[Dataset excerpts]

+++

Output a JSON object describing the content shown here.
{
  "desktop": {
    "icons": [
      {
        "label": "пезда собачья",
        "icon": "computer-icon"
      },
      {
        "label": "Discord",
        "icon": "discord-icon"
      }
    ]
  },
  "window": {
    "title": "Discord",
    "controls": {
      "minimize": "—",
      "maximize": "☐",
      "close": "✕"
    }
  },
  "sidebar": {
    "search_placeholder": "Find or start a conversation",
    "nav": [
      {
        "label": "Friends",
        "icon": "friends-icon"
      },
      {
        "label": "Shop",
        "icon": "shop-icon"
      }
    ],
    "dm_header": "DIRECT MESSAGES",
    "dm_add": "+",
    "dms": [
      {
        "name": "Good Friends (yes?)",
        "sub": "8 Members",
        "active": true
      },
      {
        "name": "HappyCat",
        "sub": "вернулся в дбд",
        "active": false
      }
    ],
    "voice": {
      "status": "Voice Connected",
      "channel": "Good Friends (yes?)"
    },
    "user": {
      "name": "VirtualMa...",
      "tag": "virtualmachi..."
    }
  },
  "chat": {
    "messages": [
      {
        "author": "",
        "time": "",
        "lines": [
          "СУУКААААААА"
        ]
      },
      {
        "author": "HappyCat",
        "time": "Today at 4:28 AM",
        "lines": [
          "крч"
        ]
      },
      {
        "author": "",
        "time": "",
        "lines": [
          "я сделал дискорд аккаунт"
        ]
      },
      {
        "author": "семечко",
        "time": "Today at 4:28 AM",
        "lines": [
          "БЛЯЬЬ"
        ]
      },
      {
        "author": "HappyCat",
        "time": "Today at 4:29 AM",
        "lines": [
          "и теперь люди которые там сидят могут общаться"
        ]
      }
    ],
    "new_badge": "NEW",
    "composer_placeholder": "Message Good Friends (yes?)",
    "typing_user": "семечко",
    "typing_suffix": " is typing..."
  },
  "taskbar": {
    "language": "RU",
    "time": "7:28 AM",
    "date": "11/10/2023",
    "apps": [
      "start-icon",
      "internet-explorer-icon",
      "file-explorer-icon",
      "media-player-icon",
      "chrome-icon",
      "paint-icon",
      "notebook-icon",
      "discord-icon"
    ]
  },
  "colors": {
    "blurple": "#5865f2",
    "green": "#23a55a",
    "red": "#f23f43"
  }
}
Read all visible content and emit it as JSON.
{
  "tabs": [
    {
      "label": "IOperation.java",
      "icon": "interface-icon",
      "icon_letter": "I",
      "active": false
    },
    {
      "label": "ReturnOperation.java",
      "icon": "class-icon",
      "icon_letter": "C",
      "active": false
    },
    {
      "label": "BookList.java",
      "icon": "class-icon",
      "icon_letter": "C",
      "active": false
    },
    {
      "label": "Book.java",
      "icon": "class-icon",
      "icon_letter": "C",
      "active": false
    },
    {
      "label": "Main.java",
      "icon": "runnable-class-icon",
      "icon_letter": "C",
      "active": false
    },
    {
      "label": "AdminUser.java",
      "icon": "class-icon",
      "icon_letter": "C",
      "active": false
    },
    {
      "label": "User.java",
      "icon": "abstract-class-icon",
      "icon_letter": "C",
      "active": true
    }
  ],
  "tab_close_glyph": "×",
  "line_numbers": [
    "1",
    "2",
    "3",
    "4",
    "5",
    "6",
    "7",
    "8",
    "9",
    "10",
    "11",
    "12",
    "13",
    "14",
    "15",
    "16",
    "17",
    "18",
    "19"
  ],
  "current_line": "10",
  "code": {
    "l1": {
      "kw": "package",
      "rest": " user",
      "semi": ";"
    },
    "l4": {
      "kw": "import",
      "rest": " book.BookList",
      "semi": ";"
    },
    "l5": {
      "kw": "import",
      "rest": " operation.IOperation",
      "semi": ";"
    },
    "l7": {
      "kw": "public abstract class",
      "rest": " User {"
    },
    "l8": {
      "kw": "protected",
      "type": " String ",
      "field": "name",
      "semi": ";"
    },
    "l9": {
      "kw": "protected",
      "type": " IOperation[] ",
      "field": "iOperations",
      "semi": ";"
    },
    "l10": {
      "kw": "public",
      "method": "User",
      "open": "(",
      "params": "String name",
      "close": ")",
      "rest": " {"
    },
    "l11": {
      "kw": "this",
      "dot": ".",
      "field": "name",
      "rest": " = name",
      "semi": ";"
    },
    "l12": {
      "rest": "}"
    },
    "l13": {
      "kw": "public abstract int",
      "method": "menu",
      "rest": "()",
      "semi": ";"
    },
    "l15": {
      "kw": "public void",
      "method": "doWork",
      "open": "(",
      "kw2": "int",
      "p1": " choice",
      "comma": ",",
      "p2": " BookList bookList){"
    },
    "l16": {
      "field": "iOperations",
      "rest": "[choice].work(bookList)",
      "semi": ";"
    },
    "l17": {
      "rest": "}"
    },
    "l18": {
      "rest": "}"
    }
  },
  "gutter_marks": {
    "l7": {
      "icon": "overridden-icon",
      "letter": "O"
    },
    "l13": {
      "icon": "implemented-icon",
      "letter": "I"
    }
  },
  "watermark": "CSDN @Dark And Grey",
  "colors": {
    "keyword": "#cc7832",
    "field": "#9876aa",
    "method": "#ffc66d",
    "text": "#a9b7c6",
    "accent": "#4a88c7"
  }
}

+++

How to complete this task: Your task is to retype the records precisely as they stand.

Task solution:
Output a JSON object describing the content shown here.
{
  "desktop": {
    "icons": [
      {
        "label": "пезда собачья",
        "icon": "computer-icon"
      },
      {
        "label": "Discord",
        "icon": "discord-icon"
      }
    ]
  },
  "window": {
    "title": "Discord",
    "controls": {
      "minimize": "—",
      "maximize": "☐",
      "close": "✕"
    }
  },
  "sidebar": {
    "search_placeholder": "Find or start a conversation",
    "nav": [
      {
        "label": "Friends",
        "icon": "friends-icon"
      },
      {
        "label": "Shop",
        "icon": "shop-icon"
      }
    ],
    "dm_header": "DIRECT MESSAGES",
    "dm_add": "+",
    "dms": [
      {
        "name": "Good Friends (yes?)",
        "sub": "8 Members",
        "active": true
      },
      {
        "name": "HappyCat",
        "sub": "вернулся в дбд",
        "active": false
      }
    ],
    "voice": {
      "status": "Voice Connected",
      "channel": "Good Friends (yes?)"
    },
    "user": {
      "name": "VirtualMa...",
      "tag": "virtualmachi..."
    }
  },
  "chat": {
    "messages": [
      {
        "author": "",
        "time": "",
        "lines": [
          "СУУКААААААА"
        ]
      },
      {
        "author": "HappyCat",
        "time": "Today at 4:28 AM",
        "lines": [
          "крч"
        ]
      },
      {
        "author": "",
        "time": "",
        "lines": [
          "я сделал дискорд аккаунт"
        ]
      },
      {
        "author": "семечко",
        "time": "Today at 4:28 AM",
        "lines": [
          "БЛЯЬЬ"
        ]
      },
      {
        "author": "HappyCat",
        "time": "Today at 4:29 AM",
        "lines": [
          "и теперь люди которые там сидят могут общаться"
        ]
      }
    ],
    "new_badge": "NEW",
    "composer_placeholder": "Message Good Friends (yes?)",
    "typing_user": "семечко",
    "typing_suffix": " is typing..."
  },
  "taskbar": {
    "language": "RU",
    "time": "7:28 AM",
    "date": "11/10/2023",
    "apps": [
      "start-icon",
      "internet-explorer-icon",
      "file-explorer-icon",
      "media-player-icon",
      "chrome-icon",
      "paint-icon",
      "notebook-icon",
      "discord-icon"
    ]
  },
  "colors": {
    "blurple": "#5865f2",
    "green": "#23a55a",
    "red": "#f23f43"
  }
}
Read all visible content and emit it as JSON.
{
  "tabs": [
    {
      "label": "IOperation.java",
      "icon": "interface-icon",
      "icon_letter": "I",
      "active": false
    },
    {
      "label": "ReturnOperation.java",
      "icon": "class-icon",
      "icon_letter": "C",
      "active": false
    },
    {
      "label": "BookList.java",
      "icon": "class-icon",
      "icon_letter": "C",
      "active": false
    },
    {
      "label": "Book.java",
      "icon": "class-icon",
      "icon_letter": "C",
      "active": false
    },
    {
      "label": "Main.java",
      "icon": "runnable-class-icon",
      "icon_letter": "C",
      "active": false
    },
    {
      "label": "AdminUser.java",
      "icon": "class-icon",
      "icon_letter": "C",
      "active": false
    },
    {
      "label": "User.java",
      "icon": "abstract-class-icon",
      "icon_letter": "C",
      "active": true
    }
  ],
  "tab_close_glyph": "×",
  "line_numbers": [
    "1",
    "2",
    "3",
    "4",
    "5",
    "6",
    "7",
    "8",
    "9",
    "10",
    "11",
    "12",
    "13",
    "14",
    "15",
    "16",
    "17",
    "18",
    "19"
  ],
  "current_line": "10",
  "code": {
    "l1": {
      "kw": "package",
      "rest": " user",
      "semi": ";"
    },
    "l4": {
      "kw": "import",
      "rest": " book.BookList",
      "semi": ";"
    },
    "l5": {
      "kw": "import",
      "rest": " operation.IOperation",
      "semi": ";"
    },
    "l7": {
      "kw": "public abstract class",
      "rest": " User {"
    },
    "l8": {
      "kw": "protected",
      "type": " String ",
      "field": "name",
      "semi": ";"
    },
    "l9": {
      "kw": "protected",
      "type": " IOperation[] ",
      "field": "iOperations",
      "semi": ";"
    },
    "l10": {
      "kw": "public",
      "method": "User",
      "open": "(",
      "params": "String name",
      "close": ")",
      "rest": " {"
    },
    "l11": {
      "kw": "this",
      "dot": ".",
      "field": "name",
      "rest": " = name",
      "semi": ";"
    },
    "l12": {
      "rest": "}"
    },
    "l13": {
      "kw": "public abstract int",
      "method": "menu",
      "rest": "()",
      "semi": ";"
    },
    "l15": {
      "kw": "public void",
      "method": "doWork",
      "open": "(",
      "kw2": "int",
      "p1": " choice",
      "comma": ",",
      "p2": " BookList bookList){"
    },
    "l16": {
      "field": "iOperations",
      "rest": "[choice].work(bookList)",
      "semi": ";"
    },
    "l17": {
      "rest": "}"
    },
    "l18": {
      "rest": "}"
    }
  },
  "gutter_marks": {
    "l7": {
      "icon": "overridden-icon",
      "letter": "O"
    },
    "l13": {
      "icon": "implemented-icon",
      "letter": "I"
    }
  },
  "watermark": "CSDN @Dark And Grey",
  "colors": {
    "keyword": "#cc7832",
    "field": "#9876aa",
    "method": "#ffc66d",
    "text": "#a9b7c6",
    "accent": "#4a88c7"
  }
}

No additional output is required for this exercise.